When is the Right Time to Move all-in

You are playing in a no limit tournament. Unfortunately things are not going well.

Your chip stack is low, and in order to get back in the hunt, you must make an all-in move. But when is the right time to move all-in?

You can’t wait too long or your chip stack will get so low that any raise you make will be called. And you don’t want to move all-in too soon because you want to make sure you get a chance to see all of the cards on the board before making such a move.

The time to move all-in is when your chip stack is nine times or less the big blind. But, you want to make this all-in move as the first pre-flop raiser.

Why nine times the big blind instead of ten times the big blind? Well, if you have A-A and the flop is J-7-4, then you have a good chance of getting away with a small bet.

And if you make a ten times the big blind bet, most likely someone will have a hand with a higher kicker.


You have 8-8. The flop is 7-7-2. You raise to $1. The SB re-raises you to $2. You call. The rest of the table folds.

The next card, you have J-10. The flop is 10-8-2. The SB raises to $3, you call. And, the small blind bets the pot.

How is this a good opportunity to move all-in?

You need to raise the $9. If you have A-A, you are a 67% favorite. Of course you still have a chance of getting beat, but against those one-outers, you are doing pretty well.

And against those with no idea how to play you, you are doing even better.

What make this all-in raise different than a regular all-in?

– When you make this all-in move, the $9 is the only bet you have made so far. If you raise pre-flop and miss, the $9 is the only bet you have made so far.

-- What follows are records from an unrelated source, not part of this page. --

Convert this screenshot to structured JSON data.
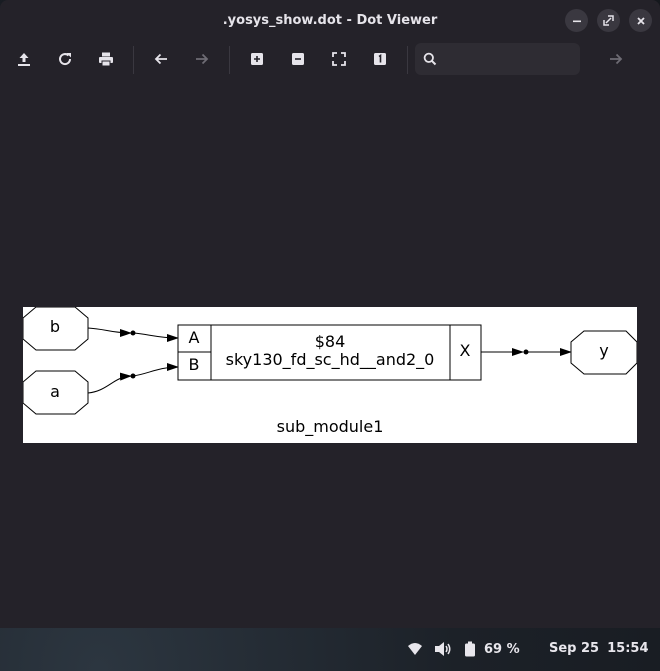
{
  "window": {
    "title": ".yosys_show.dot - Dot Viewer"
  },
  "toolbar": {
    "search_placeholder": "",
    "buttons": [
      "open-icon",
      "reload-icon",
      "print-icon",
      "back-icon",
      "forward-icon",
      "zoom-in-icon",
      "zoom-out-icon",
      "zoom-fit-icon",
      "zoom-100-icon",
      "find-next-icon"
    ]
  },
  "graph": {
    "module_label": "sub_module1",
    "cell_id": "$84",
    "cell_type": "sky130_fd_sc_hd__and2_0",
    "cell_ports_in": [
      "A",
      "B"
    ],
    "cell_port_out": "X",
    "inputs": [
      "b",
      "a"
    ],
    "output": "y"
  },
  "taskbar": {
    "battery": "69 %",
    "date": "Sep 25",
    "time": "15:54"
  },
  "colors": {
    "window_bg": "#242229",
    "graph_bg": "#ffffff",
    "text": "#e6e4ea"
  }
}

– It is much more likely that you will flop a set or better. With the pre-flop raise, you knew that you were going to make this move at some point. You didn’t have to keep betting blind every time.

– You are looking to take the blinds from the small blind. As stated before, you only have $95 as the small blind. If you squeeze a $50 bet out of the small blind, you are eliminating 75% of your implied odds.

You get the idea. Playing with the right position can lead to some very favorable results. Playing against players who think the table is rigged is even better.

While you will not be able to learn what cards the other players have, the players who think the table is rigged will be able to tell you if you are playing real hands or not.

While you will not be able to teach people the probabilities of the cards coming out, you can teach them the probabilities of the cards coming out and your hand.

The thing you want to avoid is doing fancy bets. For example, raising with Ace King before the flop because everyone knows you have a big pair and no one really expects you to have one.

Those bets look like bluffing to the average player, and even if you have a big pair, you don’t want to be called the wrong way (accidentally, or on purpose).